Protests on 1 May are often held by different labour groups around the country. Filipino workers often demand higher wages, greater tax relief, job security, solutions to unemployment, tenure, gender equality, abolition of anti-union policies and many more. These protests are a way for workers to show their solidarity towards attaining greater respect and value in the workplace.
Labour Day around the world Like in the Philippines, workers from many other countries around the world also mark their May Day celebrations with protests demanding for better working conditions:
America. In the US, Labour Day is celebrated in September. However, many trade groups still commemorate 1 May with large rallies to remember the events of May Day and Haymarket Affair. Immigrant groups who also experience exploitation in the workplace also use the date to call for greater immigrant rights and an end to inequality.
Britain. Banks, schools and businesses are often closed on 1 May. Clashes between protesters and police are frequent in the past. Today, demonstrations are often marked with peace.
Canada. Although Labour Day is officially celebrated in September, Canadians still mark 1 May with protests from unions and left party groups. 1 May is also the date when authorities raise the minimum wage if approved.

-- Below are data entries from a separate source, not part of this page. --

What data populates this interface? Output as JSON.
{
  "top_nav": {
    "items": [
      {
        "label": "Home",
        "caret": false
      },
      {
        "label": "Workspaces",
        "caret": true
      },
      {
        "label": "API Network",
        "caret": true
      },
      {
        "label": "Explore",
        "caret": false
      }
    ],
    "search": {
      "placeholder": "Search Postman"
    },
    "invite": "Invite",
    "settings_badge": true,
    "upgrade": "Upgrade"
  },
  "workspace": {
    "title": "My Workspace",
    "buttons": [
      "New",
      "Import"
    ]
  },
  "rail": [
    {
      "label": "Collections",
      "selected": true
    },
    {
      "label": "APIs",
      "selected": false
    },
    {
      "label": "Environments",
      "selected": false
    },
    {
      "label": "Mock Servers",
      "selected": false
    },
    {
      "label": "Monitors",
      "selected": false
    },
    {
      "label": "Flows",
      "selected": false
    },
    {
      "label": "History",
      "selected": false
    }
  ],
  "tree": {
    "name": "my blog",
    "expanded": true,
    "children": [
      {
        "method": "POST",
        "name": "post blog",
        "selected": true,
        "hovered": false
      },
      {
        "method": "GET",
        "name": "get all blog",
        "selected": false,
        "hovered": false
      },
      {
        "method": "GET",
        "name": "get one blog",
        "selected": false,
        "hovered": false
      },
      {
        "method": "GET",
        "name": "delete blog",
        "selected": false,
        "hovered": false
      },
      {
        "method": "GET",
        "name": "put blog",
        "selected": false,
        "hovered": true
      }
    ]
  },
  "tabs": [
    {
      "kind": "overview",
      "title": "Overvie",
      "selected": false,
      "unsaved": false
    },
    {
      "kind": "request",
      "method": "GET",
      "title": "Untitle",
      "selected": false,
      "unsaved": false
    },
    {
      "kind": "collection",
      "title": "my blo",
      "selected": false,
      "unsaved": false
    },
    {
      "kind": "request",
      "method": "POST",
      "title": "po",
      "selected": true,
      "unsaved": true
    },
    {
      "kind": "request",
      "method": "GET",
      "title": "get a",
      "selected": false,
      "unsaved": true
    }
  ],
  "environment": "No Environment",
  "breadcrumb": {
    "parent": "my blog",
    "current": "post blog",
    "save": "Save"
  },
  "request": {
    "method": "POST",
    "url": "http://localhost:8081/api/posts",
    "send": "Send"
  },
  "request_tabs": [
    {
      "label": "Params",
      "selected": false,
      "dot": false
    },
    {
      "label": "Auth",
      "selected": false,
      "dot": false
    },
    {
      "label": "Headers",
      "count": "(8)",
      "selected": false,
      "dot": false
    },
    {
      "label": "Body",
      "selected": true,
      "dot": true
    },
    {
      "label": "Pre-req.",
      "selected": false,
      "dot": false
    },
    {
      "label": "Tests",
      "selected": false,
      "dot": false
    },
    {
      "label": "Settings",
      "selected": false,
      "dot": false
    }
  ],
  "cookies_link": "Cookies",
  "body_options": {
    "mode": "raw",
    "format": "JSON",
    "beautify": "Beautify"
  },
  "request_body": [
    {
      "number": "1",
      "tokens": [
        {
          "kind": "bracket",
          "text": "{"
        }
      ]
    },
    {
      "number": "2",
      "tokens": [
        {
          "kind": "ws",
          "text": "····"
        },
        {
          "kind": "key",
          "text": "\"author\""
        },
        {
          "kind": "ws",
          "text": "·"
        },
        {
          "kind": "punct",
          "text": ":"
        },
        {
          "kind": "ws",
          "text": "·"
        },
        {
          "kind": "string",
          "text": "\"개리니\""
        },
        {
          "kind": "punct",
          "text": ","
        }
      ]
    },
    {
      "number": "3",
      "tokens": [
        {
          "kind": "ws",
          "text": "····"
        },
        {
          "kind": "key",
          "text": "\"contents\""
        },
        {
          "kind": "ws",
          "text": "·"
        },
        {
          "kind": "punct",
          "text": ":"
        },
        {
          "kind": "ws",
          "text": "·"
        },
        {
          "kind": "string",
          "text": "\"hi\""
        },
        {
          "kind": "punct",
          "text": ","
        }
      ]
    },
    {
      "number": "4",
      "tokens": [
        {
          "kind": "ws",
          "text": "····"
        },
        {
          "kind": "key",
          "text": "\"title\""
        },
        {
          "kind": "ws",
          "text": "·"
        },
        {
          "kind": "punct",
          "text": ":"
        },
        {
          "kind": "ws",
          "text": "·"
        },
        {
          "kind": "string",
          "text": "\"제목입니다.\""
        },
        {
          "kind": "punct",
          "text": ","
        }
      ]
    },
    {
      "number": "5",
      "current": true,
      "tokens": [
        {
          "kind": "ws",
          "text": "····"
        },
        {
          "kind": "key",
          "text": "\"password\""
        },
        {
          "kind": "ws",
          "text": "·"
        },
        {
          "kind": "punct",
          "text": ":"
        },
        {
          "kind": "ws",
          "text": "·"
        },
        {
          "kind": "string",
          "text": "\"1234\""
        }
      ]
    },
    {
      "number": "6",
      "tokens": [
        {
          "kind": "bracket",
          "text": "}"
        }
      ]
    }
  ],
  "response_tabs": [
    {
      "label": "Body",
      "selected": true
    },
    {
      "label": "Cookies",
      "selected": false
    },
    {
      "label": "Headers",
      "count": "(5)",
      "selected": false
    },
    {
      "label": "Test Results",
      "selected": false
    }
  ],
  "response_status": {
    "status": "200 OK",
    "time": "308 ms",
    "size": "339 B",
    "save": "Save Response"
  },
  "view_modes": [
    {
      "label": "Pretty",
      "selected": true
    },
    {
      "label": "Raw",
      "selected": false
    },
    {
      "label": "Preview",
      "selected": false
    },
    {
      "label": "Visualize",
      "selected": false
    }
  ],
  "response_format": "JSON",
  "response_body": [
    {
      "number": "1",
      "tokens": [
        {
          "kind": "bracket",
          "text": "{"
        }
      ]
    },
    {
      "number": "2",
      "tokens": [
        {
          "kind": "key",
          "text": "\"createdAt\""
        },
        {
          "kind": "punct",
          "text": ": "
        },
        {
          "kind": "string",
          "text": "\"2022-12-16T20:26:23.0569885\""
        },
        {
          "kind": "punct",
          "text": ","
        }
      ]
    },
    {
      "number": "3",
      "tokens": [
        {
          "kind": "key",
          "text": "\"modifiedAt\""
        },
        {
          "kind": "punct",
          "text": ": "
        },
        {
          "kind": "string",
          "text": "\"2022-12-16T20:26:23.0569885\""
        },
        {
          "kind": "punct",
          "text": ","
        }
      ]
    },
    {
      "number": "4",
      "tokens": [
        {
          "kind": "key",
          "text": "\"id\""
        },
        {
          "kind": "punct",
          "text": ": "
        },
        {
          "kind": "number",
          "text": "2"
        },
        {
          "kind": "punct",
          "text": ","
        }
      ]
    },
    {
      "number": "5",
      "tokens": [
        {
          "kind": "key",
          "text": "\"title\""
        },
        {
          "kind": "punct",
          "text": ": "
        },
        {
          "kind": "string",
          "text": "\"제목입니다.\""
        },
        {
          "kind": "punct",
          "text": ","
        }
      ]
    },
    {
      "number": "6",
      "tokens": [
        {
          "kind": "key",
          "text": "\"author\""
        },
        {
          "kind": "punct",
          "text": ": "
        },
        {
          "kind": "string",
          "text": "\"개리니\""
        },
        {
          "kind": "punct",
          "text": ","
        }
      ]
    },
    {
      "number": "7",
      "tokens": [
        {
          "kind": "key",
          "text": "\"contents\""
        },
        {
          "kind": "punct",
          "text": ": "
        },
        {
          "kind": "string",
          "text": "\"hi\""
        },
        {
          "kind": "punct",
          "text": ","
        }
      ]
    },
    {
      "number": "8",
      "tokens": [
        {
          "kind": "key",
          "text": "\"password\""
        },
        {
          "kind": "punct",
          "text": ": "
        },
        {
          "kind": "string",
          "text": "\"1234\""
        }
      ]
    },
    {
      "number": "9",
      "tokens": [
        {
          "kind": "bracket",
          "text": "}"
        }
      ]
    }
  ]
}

France. In France, Labour Day is the only day wherein employers are obliged to give their workers leave. Rallies are a tradition in France. A 1500s tradition also has some of the French practice the giving of lily of the valley flowers to family and friends.
Germany. Labour Day in Germany has been marked with a history of violence dating back to the years after World War II. Large numbers of protesters from labour unions and left parties take to the streets has often led to riots. Street fairs are frequently held at the same day to quench riots.

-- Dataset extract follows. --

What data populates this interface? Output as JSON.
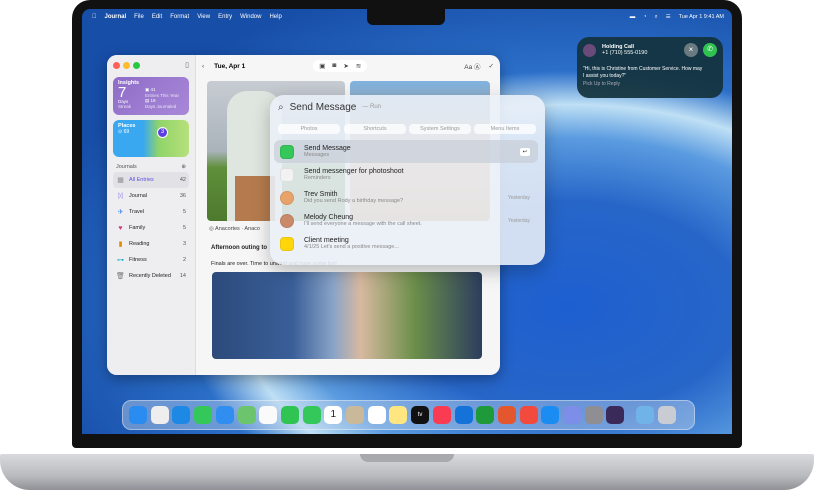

India. 1 May is a public and bank holiday in India and is also known as Kamgar Din in Hindi. Labour movements are frequent and joined by socialist and communist parties.

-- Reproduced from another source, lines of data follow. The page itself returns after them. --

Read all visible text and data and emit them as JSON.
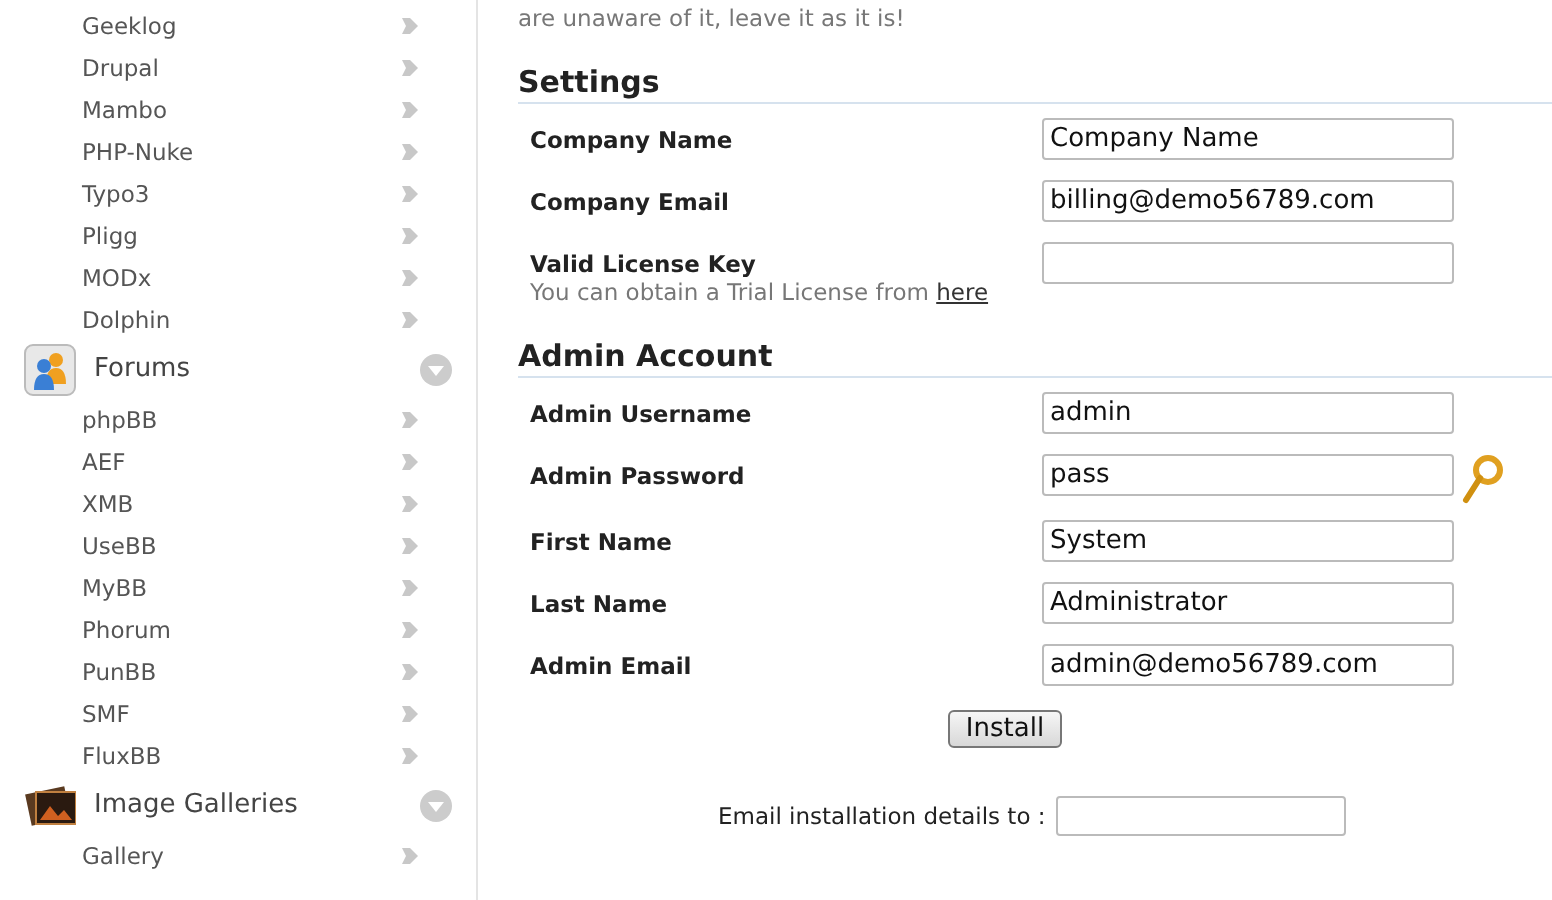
{
  "sidebar": {
    "items": [
      {
        "kind": "link",
        "label": "Geeklog"
      },
      {
        "kind": "link",
        "label": "Drupal"
      },
      {
        "kind": "link",
        "label": "Mambo"
      },
      {
        "kind": "link",
        "label": "PHP-Nuke"
      },
      {
        "kind": "link",
        "label": "Typo3"
      },
      {
        "kind": "link",
        "label": "Pligg"
      },
      {
        "kind": "link",
        "label": "MODx"
      },
      {
        "kind": "link",
        "label": "Dolphin"
      },
      {
        "kind": "category",
        "label": "Forums"
      },
      {
        "kind": "link",
        "label": "phpBB"
      },
      {
        "kind": "link",
        "label": "AEF"
      },
      {
        "kind": "link",
        "label": "XMB"
      },
      {
        "kind": "link",
        "label": "UseBB"
      },
      {
        "kind": "link",
        "label": "MyBB"
      },
      {
        "kind": "link",
        "label": "Phorum"
      },
      {
        "kind": "link",
        "label": "PunBB"
      },
      {
        "kind": "link",
        "label": "SMF"
      },
      {
        "kind": "link",
        "label": "FluxBB"
      },
      {
        "kind": "category",
        "label": "Image Galleries"
      },
      {
        "kind": "link",
        "label": "Gallery"
      }
    ]
  },
  "main": {
    "intro": "are unaware of it, leave it as it is!",
    "sections": [
      {
        "title": "Settings",
        "fields": [
          {
            "kind": "text",
            "label": "Company Name",
            "value": "Company Name"
          },
          {
            "kind": "text",
            "label": "Company Email",
            "value": "billing@demo56789.com"
          },
          {
            "kind": "text",
            "label": "Valid License Key",
            "hint": "You can obtain a Trial License from",
            "hint_link": "here"
          }
        ]
      },
      {
        "title": "Admin Account",
        "fields": [
          {
            "kind": "text",
            "label": "Admin Username",
            "value": "admin"
          },
          {
            "kind": "password",
            "label": "Admin Password",
            "value": "pass"
          },
          {
            "kind": "text",
            "label": "First Name",
            "value": "System"
          },
          {
            "kind": "text",
            "label": "Last Name",
            "value": "Administrator"
          },
          {
            "kind": "text",
            "label": "Admin Email",
            "value": "admin@demo56789.com"
          }
        ]
      }
    ],
    "install_button": "Install",
    "email_details": {
      "label": "Email installation details to :"
    }
  }
}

Italy. Aside from demonstrations, 1 May has become a day of artists in Italy with the popular Concerto del Primo Maggio or 1 May’s Concert organised by labour unions. The concert is often broadcast and draws thousands yearly.
Japan. Unlike other countries, the Japanese do not celebrate 1 May as a national holiday. However, since it falls between other significant holidays (called the Golden Week), many workers get a day-off. Many go on a holiday to make the most out of the week-long break.
Sweden. Labour Day is often spent by left parties and socialists as a day to discuss politics. The Social Democratic Party also holds an annual march to the Norra Bantorget, the centre of Sweden’s labour movement.
Turkey. The Turkish’s celebration of Labour Day is especially tense because they also commemorate the Taksim Square Massacre of 1977, a day when around 40 labour protesters were killed. Many speculate anti-communist government branches and even America’s CIA as the perpetrators, but the case remains unsolved.
Other traditions The weight and significance of the Labour Day celebrations has unfortunately marred some other celebrations held in the 1st of May. Here are other traditional occasions that are held on the same day:
Feast of Saint Joseph. The Catholic Church also sought to tie up its cause with the common man. In 1955, they dedicated 1 May to Saint Joseph, the patron saint of workers and craftsmen. The 1 May feast for Saint Joseph the Worker is, however, only an Optional Memorial as it counteracts with Labour Day.
Spring May Day. 1 May also has an older tradition in Europe, dating pre-Christian times and commemorates the Celtic festival Belthane and the Germanic Walpurgis Night, both celebrations of spring. Today, this pre-Christian May Day is celebrated by dancing in maypoles and leaving ‘May day baskets’ of flowers and treats on friends and neighbours’ doors.